Your task
The entries follow. Copy every line in which "JSON" appears.

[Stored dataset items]
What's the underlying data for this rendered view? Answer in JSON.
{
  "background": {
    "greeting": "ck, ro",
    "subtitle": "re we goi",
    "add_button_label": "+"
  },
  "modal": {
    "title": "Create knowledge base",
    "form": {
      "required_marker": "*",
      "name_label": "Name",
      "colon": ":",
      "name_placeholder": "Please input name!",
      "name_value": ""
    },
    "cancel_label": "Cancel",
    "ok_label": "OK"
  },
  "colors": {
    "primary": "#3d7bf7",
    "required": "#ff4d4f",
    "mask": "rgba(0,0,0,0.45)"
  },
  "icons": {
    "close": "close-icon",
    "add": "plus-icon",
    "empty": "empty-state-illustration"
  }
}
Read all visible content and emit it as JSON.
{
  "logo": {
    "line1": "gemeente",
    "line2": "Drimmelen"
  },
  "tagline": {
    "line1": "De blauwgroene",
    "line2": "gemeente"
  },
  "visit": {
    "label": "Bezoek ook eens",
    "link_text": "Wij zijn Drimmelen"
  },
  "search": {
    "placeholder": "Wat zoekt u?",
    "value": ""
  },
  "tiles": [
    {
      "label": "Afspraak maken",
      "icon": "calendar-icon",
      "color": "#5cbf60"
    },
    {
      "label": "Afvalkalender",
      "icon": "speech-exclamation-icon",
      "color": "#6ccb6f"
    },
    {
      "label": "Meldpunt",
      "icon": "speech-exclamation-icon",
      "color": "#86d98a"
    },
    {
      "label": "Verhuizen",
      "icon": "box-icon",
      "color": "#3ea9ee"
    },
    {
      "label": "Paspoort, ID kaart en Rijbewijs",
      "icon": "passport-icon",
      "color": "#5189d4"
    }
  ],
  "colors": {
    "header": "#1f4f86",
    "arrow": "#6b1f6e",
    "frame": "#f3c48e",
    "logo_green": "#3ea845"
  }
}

Answer area
What's the underlying data for this rendered view? Answer in JSON.
Read all visible content and emit it as JSON.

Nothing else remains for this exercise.